TASK INSTRUCTIONS: Only the lines with "hour" in the entries below belong in the answer; please copy them.

───── GIVEN ENTRIES ─────

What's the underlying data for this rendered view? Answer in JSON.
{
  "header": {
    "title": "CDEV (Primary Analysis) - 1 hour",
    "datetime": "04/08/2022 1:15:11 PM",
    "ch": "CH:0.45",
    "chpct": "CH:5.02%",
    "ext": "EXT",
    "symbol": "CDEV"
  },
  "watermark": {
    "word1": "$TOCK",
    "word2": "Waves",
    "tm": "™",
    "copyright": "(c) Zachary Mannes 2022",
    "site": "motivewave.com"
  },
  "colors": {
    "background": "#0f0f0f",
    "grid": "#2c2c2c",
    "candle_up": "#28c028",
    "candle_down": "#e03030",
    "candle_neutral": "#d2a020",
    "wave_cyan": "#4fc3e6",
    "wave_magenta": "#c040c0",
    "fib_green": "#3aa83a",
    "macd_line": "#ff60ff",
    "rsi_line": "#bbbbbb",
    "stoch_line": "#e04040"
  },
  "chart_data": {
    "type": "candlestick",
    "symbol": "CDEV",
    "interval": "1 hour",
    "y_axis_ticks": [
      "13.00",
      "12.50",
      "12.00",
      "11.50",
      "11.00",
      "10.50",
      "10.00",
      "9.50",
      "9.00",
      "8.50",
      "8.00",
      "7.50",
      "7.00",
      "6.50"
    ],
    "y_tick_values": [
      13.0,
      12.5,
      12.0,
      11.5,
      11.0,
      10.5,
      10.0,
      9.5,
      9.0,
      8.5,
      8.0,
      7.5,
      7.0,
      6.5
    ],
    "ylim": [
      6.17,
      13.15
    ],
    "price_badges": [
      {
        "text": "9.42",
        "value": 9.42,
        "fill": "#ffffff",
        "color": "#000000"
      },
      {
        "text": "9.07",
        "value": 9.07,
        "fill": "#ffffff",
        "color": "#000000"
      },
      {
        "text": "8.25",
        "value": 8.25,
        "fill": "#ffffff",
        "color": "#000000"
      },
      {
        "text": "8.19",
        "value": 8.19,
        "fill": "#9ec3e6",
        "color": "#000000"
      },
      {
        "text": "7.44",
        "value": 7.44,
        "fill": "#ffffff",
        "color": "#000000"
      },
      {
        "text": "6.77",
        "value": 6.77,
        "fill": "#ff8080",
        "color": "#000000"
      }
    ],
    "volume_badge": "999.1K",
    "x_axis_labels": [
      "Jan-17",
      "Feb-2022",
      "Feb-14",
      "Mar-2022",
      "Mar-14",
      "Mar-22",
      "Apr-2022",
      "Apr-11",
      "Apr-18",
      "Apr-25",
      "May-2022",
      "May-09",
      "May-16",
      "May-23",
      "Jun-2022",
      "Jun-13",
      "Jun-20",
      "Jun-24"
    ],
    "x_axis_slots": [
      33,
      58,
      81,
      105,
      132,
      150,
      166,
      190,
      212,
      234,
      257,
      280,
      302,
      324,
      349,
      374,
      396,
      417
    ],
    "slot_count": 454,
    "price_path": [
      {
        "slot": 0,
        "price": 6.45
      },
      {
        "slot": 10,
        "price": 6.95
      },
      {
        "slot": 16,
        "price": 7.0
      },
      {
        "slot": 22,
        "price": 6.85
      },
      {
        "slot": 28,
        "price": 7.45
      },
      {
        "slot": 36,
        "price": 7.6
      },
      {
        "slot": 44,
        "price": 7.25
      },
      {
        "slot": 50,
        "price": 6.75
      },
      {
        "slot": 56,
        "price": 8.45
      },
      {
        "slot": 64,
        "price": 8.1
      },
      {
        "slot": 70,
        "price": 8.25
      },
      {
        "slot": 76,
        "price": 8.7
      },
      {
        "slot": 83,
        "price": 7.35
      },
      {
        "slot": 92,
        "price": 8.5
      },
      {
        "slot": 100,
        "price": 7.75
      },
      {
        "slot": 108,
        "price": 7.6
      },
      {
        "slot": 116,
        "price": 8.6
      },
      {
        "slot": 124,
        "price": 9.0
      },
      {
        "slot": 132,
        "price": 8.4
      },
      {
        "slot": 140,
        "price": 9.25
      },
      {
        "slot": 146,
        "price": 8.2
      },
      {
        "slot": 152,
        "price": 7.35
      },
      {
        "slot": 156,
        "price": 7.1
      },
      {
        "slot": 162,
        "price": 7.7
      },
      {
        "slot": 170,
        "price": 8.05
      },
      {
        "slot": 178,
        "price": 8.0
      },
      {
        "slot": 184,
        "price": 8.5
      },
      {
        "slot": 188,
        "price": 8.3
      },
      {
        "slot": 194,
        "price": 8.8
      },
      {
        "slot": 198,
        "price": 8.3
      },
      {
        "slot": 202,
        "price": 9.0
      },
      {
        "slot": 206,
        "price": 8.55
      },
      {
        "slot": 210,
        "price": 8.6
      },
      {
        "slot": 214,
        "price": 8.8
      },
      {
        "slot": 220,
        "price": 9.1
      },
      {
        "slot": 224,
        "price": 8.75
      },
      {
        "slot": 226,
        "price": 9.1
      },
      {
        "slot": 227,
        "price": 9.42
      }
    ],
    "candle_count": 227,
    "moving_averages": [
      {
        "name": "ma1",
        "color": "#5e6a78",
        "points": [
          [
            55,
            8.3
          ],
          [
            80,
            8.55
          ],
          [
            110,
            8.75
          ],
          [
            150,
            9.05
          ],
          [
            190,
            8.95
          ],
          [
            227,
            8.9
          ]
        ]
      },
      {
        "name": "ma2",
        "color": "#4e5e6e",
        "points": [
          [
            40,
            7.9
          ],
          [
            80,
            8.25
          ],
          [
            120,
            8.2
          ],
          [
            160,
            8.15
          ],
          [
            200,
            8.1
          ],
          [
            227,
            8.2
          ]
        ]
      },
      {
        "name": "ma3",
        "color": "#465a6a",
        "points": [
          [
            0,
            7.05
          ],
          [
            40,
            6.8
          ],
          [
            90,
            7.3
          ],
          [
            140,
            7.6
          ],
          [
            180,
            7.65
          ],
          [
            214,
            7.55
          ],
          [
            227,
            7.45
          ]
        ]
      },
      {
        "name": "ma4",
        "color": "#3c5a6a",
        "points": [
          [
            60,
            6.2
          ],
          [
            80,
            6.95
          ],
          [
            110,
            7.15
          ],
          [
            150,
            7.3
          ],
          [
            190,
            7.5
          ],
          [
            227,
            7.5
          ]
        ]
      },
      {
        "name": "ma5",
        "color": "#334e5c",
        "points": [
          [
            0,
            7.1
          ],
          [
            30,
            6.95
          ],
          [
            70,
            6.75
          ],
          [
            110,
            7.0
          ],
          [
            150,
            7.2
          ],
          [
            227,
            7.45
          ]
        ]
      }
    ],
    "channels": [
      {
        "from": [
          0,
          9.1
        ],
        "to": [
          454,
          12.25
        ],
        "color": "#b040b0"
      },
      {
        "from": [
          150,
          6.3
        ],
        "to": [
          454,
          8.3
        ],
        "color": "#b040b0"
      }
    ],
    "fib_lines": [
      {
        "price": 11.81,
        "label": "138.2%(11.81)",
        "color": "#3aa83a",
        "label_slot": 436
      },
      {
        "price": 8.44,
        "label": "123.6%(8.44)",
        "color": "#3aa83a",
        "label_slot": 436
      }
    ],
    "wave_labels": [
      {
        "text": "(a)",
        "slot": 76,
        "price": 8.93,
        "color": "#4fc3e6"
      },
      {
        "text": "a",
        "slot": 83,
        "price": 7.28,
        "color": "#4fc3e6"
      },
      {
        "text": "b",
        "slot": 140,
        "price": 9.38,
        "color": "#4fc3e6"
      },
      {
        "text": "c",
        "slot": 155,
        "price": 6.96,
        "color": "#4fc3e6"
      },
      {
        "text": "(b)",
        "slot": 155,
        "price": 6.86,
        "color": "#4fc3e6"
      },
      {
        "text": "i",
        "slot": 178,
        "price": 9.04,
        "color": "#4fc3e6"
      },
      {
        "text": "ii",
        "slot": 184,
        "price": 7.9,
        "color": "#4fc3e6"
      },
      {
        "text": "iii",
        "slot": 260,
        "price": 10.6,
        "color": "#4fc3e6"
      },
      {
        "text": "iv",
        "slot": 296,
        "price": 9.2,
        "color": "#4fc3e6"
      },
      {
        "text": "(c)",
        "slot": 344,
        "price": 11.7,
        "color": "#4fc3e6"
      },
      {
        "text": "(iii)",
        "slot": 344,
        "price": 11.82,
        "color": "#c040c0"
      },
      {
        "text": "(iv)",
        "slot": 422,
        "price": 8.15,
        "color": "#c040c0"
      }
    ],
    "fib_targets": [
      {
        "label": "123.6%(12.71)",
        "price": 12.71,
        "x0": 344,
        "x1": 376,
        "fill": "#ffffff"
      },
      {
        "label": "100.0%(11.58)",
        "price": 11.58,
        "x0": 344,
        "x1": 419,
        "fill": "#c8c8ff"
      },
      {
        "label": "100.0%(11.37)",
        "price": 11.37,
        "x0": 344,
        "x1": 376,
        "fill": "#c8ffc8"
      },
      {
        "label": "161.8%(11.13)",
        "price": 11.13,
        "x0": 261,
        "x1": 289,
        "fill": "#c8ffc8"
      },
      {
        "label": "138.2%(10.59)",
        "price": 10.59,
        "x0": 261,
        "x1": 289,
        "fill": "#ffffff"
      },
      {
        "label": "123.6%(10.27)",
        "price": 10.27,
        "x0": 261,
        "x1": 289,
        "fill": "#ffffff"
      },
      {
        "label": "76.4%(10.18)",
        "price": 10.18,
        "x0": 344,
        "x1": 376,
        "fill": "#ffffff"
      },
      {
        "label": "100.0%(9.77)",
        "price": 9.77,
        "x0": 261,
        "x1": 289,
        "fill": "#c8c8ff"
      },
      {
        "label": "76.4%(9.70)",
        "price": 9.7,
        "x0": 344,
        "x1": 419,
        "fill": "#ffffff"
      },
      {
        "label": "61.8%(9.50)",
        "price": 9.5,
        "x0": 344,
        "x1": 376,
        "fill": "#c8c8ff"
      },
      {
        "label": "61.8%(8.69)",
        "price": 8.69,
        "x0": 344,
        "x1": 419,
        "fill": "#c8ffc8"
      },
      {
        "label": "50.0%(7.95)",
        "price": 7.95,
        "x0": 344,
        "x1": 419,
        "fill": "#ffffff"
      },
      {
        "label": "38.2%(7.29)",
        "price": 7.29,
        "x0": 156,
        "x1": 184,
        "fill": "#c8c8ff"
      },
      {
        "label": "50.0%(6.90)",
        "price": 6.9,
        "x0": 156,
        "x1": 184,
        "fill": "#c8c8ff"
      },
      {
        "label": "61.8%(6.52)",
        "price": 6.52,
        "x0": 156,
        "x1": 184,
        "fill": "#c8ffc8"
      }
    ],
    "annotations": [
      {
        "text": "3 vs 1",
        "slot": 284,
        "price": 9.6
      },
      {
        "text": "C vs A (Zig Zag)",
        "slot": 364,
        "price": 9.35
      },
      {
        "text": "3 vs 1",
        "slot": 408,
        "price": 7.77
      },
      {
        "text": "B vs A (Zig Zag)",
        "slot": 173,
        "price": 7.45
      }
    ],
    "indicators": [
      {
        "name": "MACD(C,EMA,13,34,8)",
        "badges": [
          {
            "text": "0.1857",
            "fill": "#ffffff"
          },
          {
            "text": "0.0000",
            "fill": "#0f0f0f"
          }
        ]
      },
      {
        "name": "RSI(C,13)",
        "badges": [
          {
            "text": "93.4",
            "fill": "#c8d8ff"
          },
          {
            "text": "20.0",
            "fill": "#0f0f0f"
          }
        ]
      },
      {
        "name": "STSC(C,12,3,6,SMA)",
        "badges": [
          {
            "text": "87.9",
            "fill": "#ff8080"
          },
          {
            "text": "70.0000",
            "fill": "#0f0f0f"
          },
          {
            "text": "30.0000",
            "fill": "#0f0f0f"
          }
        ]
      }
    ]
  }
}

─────

SOLUTION TO THE EXERCISE:
    "title": "CDEV (Primary Analysis) - 1 hour",
    "interval": "1 hour",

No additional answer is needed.